Exercise aim: The records underneath are to be repeated exactly, with the pictures left out.

########################################

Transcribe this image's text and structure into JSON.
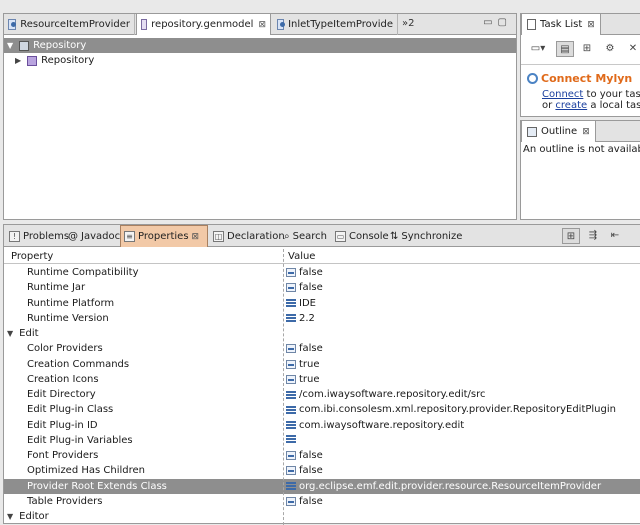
{
  "editor": {
    "tabs": [
      {
        "label": "ResourceItemProvider",
        "icon": "java-class-icon"
      },
      {
        "label": "repository.genmodel",
        "icon": "genmodel-icon",
        "close": "⊠"
      },
      {
        "label": "InletTypeItemProvide",
        "icon": "java-class-icon"
      }
    ],
    "overflow_label": "»2",
    "tree": {
      "root": "Repository",
      "child": "Repository"
    }
  },
  "task_list": {
    "tab_label": "Task List",
    "close": "⊠",
    "mylyn_title": "Connect Mylyn",
    "line1_link": "Connect",
    "line1_text": " to your task a",
    "line2_pre": "or ",
    "line2_link": "create",
    "line2_text": " a local task."
  },
  "outline": {
    "tab_label": "Outline",
    "close": "⊠",
    "message": "An outline is not available."
  },
  "bottom": {
    "tabs": [
      {
        "label": "Problems",
        "icon": "problems-icon"
      },
      {
        "label": "Javadoc",
        "icon": "javadoc-icon"
      },
      {
        "label": "Properties",
        "icon": "properties-icon",
        "close": "⊠"
      },
      {
        "label": "Declaration",
        "icon": "declaration-icon"
      },
      {
        "label": "Search",
        "icon": "search-icon"
      },
      {
        "label": "Console",
        "icon": "console-icon"
      },
      {
        "label": "Synchronize",
        "icon": "synchronize-icon"
      }
    ],
    "headers": {
      "property": "Property",
      "value": "Value"
    },
    "rows": [
      {
        "kind": "item",
        "name": "Runtime Compatibility",
        "value": "false",
        "vtype": "bool"
      },
      {
        "kind": "item",
        "name": "Runtime Jar",
        "value": "false",
        "vtype": "bool"
      },
      {
        "kind": "item",
        "name": "Runtime Platform",
        "value": "IDE",
        "vtype": "text"
      },
      {
        "kind": "item",
        "name": "Runtime Version",
        "value": "2.2",
        "vtype": "text"
      },
      {
        "kind": "category",
        "name": "Edit"
      },
      {
        "kind": "item",
        "name": "Color Providers",
        "value": "false",
        "vtype": "bool"
      },
      {
        "kind": "item",
        "name": "Creation Commands",
        "value": "true",
        "vtype": "bool"
      },
      {
        "kind": "item",
        "name": "Creation Icons",
        "value": "true",
        "vtype": "bool"
      },
      {
        "kind": "item",
        "name": "Edit Directory",
        "value": "/com.iwaysoftware.repository.edit/src",
        "vtype": "text"
      },
      {
        "kind": "item",
        "name": "Edit Plug-in Class",
        "value": "com.ibi.consolesm.xml.repository.provider.RepositoryEditPlugin",
        "vtype": "text"
      },
      {
        "kind": "item",
        "name": "Edit Plug-in ID",
        "value": "com.iwaysoftware.repository.edit",
        "vtype": "text"
      },
      {
        "kind": "item",
        "name": "Edit Plug-in Variables",
        "value": "",
        "vtype": "text"
      },
      {
        "kind": "item",
        "name": "Font Providers",
        "value": "false",
        "vtype": "bool"
      },
      {
        "kind": "item",
        "name": "Optimized Has Children",
        "value": "false",
        "vtype": "bool"
      },
      {
        "kind": "item",
        "name": "Provider Root Extends Class",
        "value": "org.eclipse.emf.edit.provider.resource.ResourceItemProvider",
        "vtype": "text",
        "selected": true
      },
      {
        "kind": "item",
        "name": "Table Providers",
        "value": "false",
        "vtype": "bool"
      },
      {
        "kind": "category",
        "name": "Editor"
      }
    ]
  },
  "colors": {
    "selection": "#8e8e8e",
    "active_tab": "#f2c9a7",
    "mylyn": "#e06a1a",
    "link": "#1a3f9e"
  }
}
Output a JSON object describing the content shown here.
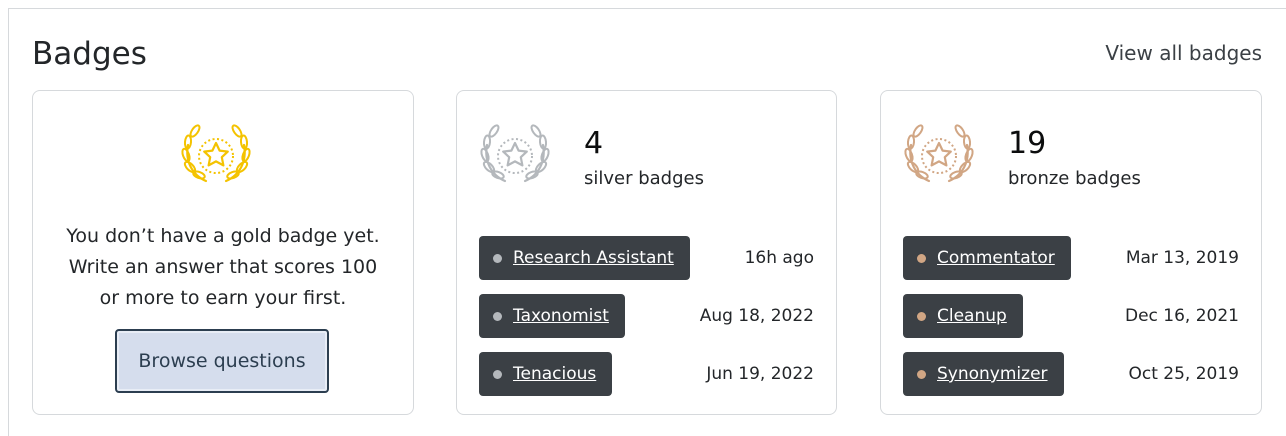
{
  "page": {
    "title": "Badges",
    "view_all_label": "View all badges"
  },
  "colors": {
    "gold": "#f4c300",
    "silver": "#b4b8bc",
    "bronze": "#d1a684",
    "pill_bg": "#3b4045",
    "button_bg": "#d5dded"
  },
  "gold": {
    "icon": "gold-badge-icon",
    "message_line_1": "You don’t have a gold badge yet.",
    "message_line_2": "Write an answer that scores 100",
    "message_line_3": "or more to earn your first.",
    "button_label": "Browse questions"
  },
  "silver": {
    "icon": "silver-badge-icon",
    "count": "4",
    "label": "silver badges",
    "badges": [
      {
        "name": "Research Assistant",
        "date": "16h ago"
      },
      {
        "name": "Taxonomist",
        "date": "Aug 18, 2022"
      },
      {
        "name": "Tenacious",
        "date": "Jun 19, 2022"
      }
    ]
  },
  "bronze": {
    "icon": "bronze-badge-icon",
    "count": "19",
    "label": "bronze badges",
    "badges": [
      {
        "name": "Commentator",
        "date": "Mar 13, 2019"
      },
      {
        "name": "Cleanup",
        "date": "Dec 16, 2021"
      },
      {
        "name": "Synonymizer",
        "date": "Oct 25, 2019"
      }
    ]
  }
}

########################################

Response to this exercise:
Transcribe this image's text and structure into JSON.
{
  "editor": {
    "tabs": [
      {
        "label": "ResourceItemProvider",
        "icon": "java-class-icon"
      },
      {
        "label": "repository.genmodel",
        "icon": "genmodel-icon",
        "close": "⊠"
      },
      {
        "label": "InletTypeItemProvide",
        "icon": "java-class-icon"
      }
    ],
    "overflow_label": "»2",
    "tree": {
      "root": "Repository",
      "child": "Repository"
    }
  },
  "task_list": {
    "tab_label": "Task List",
    "close": "⊠",
    "mylyn_title": "Connect Mylyn",
    "line1_link": "Connect",
    "line1_text": " to your task a",
    "line2_pre": "or ",
    "line2_link": "create",
    "line2_text": " a local task."
  },
  "outline": {
    "tab_label": "Outline",
    "close": "⊠",
    "message": "An outline is not available."
  },
  "bottom": {
    "tabs": [
      {
        "label": "Problems",
        "icon": "problems-icon"
      },
      {
        "label": "Javadoc",
        "icon": "javadoc-icon"
      },
      {
        "label": "Properties",
        "icon": "properties-icon",
        "close": "⊠"
      },
      {
        "label": "Declaration",
        "icon": "declaration-icon"
      },
      {
        "label": "Search",
        "icon": "search-icon"
      },
      {
        "label": "Console",
        "icon": "console-icon"
      },
      {
        "label": "Synchronize",
        "icon": "synchronize-icon"
      }
    ],
    "headers": {
      "property": "Property",
      "value": "Value"
    },
    "rows": [
      {
        "kind": "item",
        "name": "Runtime Compatibility",
        "value": "false",
        "vtype": "bool"
      },
      {
        "kind": "item",
        "name": "Runtime Jar",
        "value": "false",
        "vtype": "bool"
      },
      {
        "kind": "item",
        "name": "Runtime Platform",
        "value": "IDE",
        "vtype": "text"
      },
      {
        "kind": "item",
        "name": "Runtime Version",
        "value": "2.2",
        "vtype": "text"
      },
      {
        "kind": "category",
        "name": "Edit"
      },
      {
        "kind": "item",
        "name": "Color Providers",
        "value": "false",
        "vtype": "bool"
      },
      {
        "kind": "item",
        "name": "Creation Commands",
        "value": "true",
        "vtype": "bool"
      },
      {
        "kind": "item",
        "name": "Creation Icons",
        "value": "true",
        "vtype": "bool"
      },
      {
        "kind": "item",
        "name": "Edit Directory",
        "value": "/com.iwaysoftware.repository.edit/src",
        "vtype": "text"
      },
      {
        "kind": "item",
        "name": "Edit Plug-in Class",
        "value": "com.ibi.consolesm.xml.repository.provider.RepositoryEditPlugin",
        "vtype": "text"
      },
      {
        "kind": "item",
        "name": "Edit Plug-in ID",
        "value": "com.iwaysoftware.repository.edit",
        "vtype": "text"
      },
      {
        "kind": "item",
        "name": "Edit Plug-in Variables",
        "value": "",
        "vtype": "text"
      },
      {
        "kind": "item",
        "name": "Font Providers",
        "value": "false",
        "vtype": "bool"
      },
      {
        "kind": "item",
        "name": "Optimized Has Children",
        "value": "false",
        "vtype": "bool"
      },
      {
        "kind": "item",
        "name": "Provider Root Extends Class",
        "value": "org.eclipse.emf.edit.provider.resource.ResourceItemProvider",
        "vtype": "text",
        "selected": true
      },
      {
        "kind": "item",
        "name": "Table Providers",
        "value": "false",
        "vtype": "bool"
      },
      {
        "kind": "category",
        "name": "Editor"
      }
    ]
  },
  "colors": {
    "selection": "#8e8e8e",
    "active_tab": "#f2c9a7",
    "mylyn": "#e06a1a",
    "link": "#1a3f9e"
  }
}
Output a JSON object describing the content shown here.
{
  "page": {
    "title": "Badges",
    "view_all_label": "View all badges"
  },
  "colors": {
    "gold": "#f4c300",
    "silver": "#b4b8bc",
    "bronze": "#d1a684",
    "pill_bg": "#3b4045",
    "button_bg": "#d5dded"
  },
  "gold": {
    "icon": "gold-badge-icon",
    "message_line_1": "You don’t have a gold badge yet.",
    "message_line_2": "Write an answer that scores 100",
    "message_line_3": "or more to earn your first.",
    "button_label": "Browse questions"
  },
  "silver": {
    "icon": "silver-badge-icon",
    "count": "4",
    "label": "silver badges",
    "badges": [
      {
        "name": "Research Assistant",
        "date": "16h ago"
      },
      {
        "name": "Taxonomist",
        "date": "Aug 18, 2022"
      },
      {
        "name": "Tenacious",
        "date": "Jun 19, 2022"
      }
    ]
  },
  "bronze": {
    "icon": "bronze-badge-icon",
    "count": "19",
    "label": "bronze badges",
    "badges": [
      {
        "name": "Commentator",
        "date": "Mar 13, 2019"
      },
      {
        "name": "Cleanup",
        "date": "Dec 16, 2021"
      },
      {
        "name": "Synonymizer",
        "date": "Oct 25, 2019"
      }
    ]
  }
}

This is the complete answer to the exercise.